Inspired by Martin Heidegger’s What is Philosophy?, the question ‘what is Filipino philosophy?’ entails the logical presumption that there is a Filipino philosophy. But is there really?

Undeniably, philosophy is fundamentally Greek. The Greek mathematician Pythagoras coined the term philosophia from the words philos or philia and sophos or sophia. Their nominal meanings are associated with “love, passion, or friend” and “wisdom” respectively. But it is not only by way of etymology that philosophy is said to be Greek, for the Western tradition claims that philosophy itself started in Greece. The father of philosophy, Socrates, was Greek and the first philosophers were Greeks.

The term ‘Greek philosophy’ is therefore a tautology.¹ It is tautological because philosophy is Greek by its very nature. For this reason, even ‘Western philosophy’ is practically redundant. As a necessary consequence, ‘philosophy’ implies that it is precisely Greek and Western. So, to speak of ‘Western philosophy’ or ‘Greek philosophy’ is to fall into the logic of redundancy. I will make use of wine as an analogy. By definition, ‘wine’ results from the fermentation of grapes. ‘Grape wine’, then, is a tautology.

The word ‘logic’ was coined by a Greek thinker, Parmenides, from the Greek word logos, which may mean reason or discourse.² If philosophy is ‘love of wisdom’ and we search for wisdom using logic, then logic is the tool of every philosophical inquiry. Even the tool of philosophy is Greek. How is it possible to argue that there is non-Greek logic if logic originated in Greece and was systematically developed by a Greek thinker, Aristotle, who is regarded as the father of logic?³

This is the reason why Chinese philosophy, Indian philosophy, and all other Eastern philosophies are not acknowledged as legitimate philosophies—because they are non-Greek, that is non-Western. In short, to classify them as philosophies is an error. To classify certain products as ‘strawberry wine’, ‘rice wine’, etc., is similarly an error since ‘wine’ is the product of fermented grapes.

For these reasons, there can be no Filipino philosophy, properly speaking. How could there be a Filipino philosophy when, as Alfred North Whitehead famously concluded in Process and Reality, the ‘safest general characterization of philosophical tradition is that it consists of a series of footnotes to Plato?’⁴

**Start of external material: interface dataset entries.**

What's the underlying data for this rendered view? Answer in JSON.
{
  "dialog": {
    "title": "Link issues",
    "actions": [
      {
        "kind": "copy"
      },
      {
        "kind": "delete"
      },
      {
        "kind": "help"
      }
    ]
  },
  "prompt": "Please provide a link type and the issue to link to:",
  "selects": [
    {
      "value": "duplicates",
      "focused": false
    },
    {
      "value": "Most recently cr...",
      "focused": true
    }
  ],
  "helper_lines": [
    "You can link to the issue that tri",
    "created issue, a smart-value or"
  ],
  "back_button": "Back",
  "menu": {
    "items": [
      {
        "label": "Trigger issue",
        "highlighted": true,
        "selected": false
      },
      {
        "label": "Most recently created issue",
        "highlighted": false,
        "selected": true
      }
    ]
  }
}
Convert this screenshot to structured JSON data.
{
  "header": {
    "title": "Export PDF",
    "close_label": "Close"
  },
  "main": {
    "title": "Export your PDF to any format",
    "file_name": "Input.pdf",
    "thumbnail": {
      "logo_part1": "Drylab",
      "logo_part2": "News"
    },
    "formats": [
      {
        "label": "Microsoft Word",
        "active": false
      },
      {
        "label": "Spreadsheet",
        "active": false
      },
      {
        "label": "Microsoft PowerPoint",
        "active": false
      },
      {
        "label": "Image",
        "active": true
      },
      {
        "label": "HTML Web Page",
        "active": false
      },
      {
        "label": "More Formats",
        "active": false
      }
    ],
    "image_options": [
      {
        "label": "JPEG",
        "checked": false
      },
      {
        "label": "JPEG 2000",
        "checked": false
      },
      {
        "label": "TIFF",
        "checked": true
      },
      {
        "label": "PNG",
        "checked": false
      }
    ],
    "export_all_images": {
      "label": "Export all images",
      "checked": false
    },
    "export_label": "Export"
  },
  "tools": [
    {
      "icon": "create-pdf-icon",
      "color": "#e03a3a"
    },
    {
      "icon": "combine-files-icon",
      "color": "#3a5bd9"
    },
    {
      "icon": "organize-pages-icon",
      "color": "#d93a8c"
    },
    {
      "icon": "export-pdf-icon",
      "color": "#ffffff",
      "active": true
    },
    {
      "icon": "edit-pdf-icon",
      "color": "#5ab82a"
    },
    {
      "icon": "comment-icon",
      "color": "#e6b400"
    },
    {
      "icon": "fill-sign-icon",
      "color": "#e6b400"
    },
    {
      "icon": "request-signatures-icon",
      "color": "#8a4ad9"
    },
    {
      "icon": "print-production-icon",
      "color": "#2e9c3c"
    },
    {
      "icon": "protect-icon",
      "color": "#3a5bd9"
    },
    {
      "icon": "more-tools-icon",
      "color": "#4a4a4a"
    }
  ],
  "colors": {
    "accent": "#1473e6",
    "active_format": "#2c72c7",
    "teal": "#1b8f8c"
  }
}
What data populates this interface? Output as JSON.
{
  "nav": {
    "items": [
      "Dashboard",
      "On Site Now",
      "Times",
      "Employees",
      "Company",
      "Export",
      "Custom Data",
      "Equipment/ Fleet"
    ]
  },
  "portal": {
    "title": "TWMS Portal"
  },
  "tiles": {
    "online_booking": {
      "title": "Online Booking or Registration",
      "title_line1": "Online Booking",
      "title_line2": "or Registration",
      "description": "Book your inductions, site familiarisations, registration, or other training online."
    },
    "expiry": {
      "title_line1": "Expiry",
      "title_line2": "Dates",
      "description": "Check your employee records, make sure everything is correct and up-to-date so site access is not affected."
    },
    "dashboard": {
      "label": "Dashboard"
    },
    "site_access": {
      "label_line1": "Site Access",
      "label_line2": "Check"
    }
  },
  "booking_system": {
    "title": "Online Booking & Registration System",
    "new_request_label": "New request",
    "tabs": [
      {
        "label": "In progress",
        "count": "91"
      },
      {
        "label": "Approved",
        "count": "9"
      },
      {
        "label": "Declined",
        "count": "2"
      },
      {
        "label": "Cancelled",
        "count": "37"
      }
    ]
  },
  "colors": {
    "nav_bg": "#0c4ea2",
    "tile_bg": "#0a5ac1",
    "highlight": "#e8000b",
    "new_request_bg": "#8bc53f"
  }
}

Still, some thinkers claim and insist that Filipino philosophy exists on the grounds that a philosophy is Filipino if the author’s language, citizenship, or categories are Filipino.

The first argument is problematic. Merely translating Plato’s texts from Greek to Filipino neither makes his philosophy Filipino, nor alters the identity of philosophy itself.

Secondly, the philosopher’s citizenship is not a sufficient condition either. I would not consider Plato’s philosophy Filipino even if, hypothetically, he became a naturalised Filipino citizen.

Lastly, it is even harder to establish a Filipino philosophy on the basis of the categories used. Which categories could be agreed to be authentically Filipino? Their claimed cultural purity would in most cases be highly dubious.

Despite the impossibility of there being a Filipino philosophy, there can still be Filipino philosophers. Although philosophy is Greek, we can distinguish a German from a French, American, or Filipino philosopher. Each uses their own vernacular to philosophise in originally Greek categories, so to speak.

A philosopher is not identified by their citizenship but by their nationality.⁵ Paulo Freire⁶ is a Brazilian philosopher because his nationality is Brazilian, even if he changed citizenship. Yet, we cannot say that Paulo Freire’s philosophy is a, let alone the, Brazilian philosophy.

In like manner, we cannot generalise about German philosophy on the basis of Martin Heidegger’s works. Nor do Jacques Derrida’s books give us a privileged insight into something called French philosophy. Nationality, therefore, is prefixed to a philosopher’s name not for the purposes of induction or generalisation, but of identification.

As Fr. Ranhilio Aquino argued, the idea of a purely Filipino philosophy is no less absurd than that of a British physics, a German mathematics, or a Greek geometry. If it ‘is in the nature of science in fact to be no respecter of national boundaries,’ as he asked, ‘should that be less true of philosophy?’⁷

Who, then, is a Filipino philosopher? One is said to be a Filipino philosopher if, despite the cultural Greekness of philosophy’s methods, one is rooted to the Filipino historical experience. But because the discipline of philosophy is a system of references, rules, and standards imposed by the West, one is only crowned with the title of philosopher for playing its game.

Whenever we talk about Filipino philosophy, we are using the West’s standards as a yardstick to measure and judge non-Western systems of thought.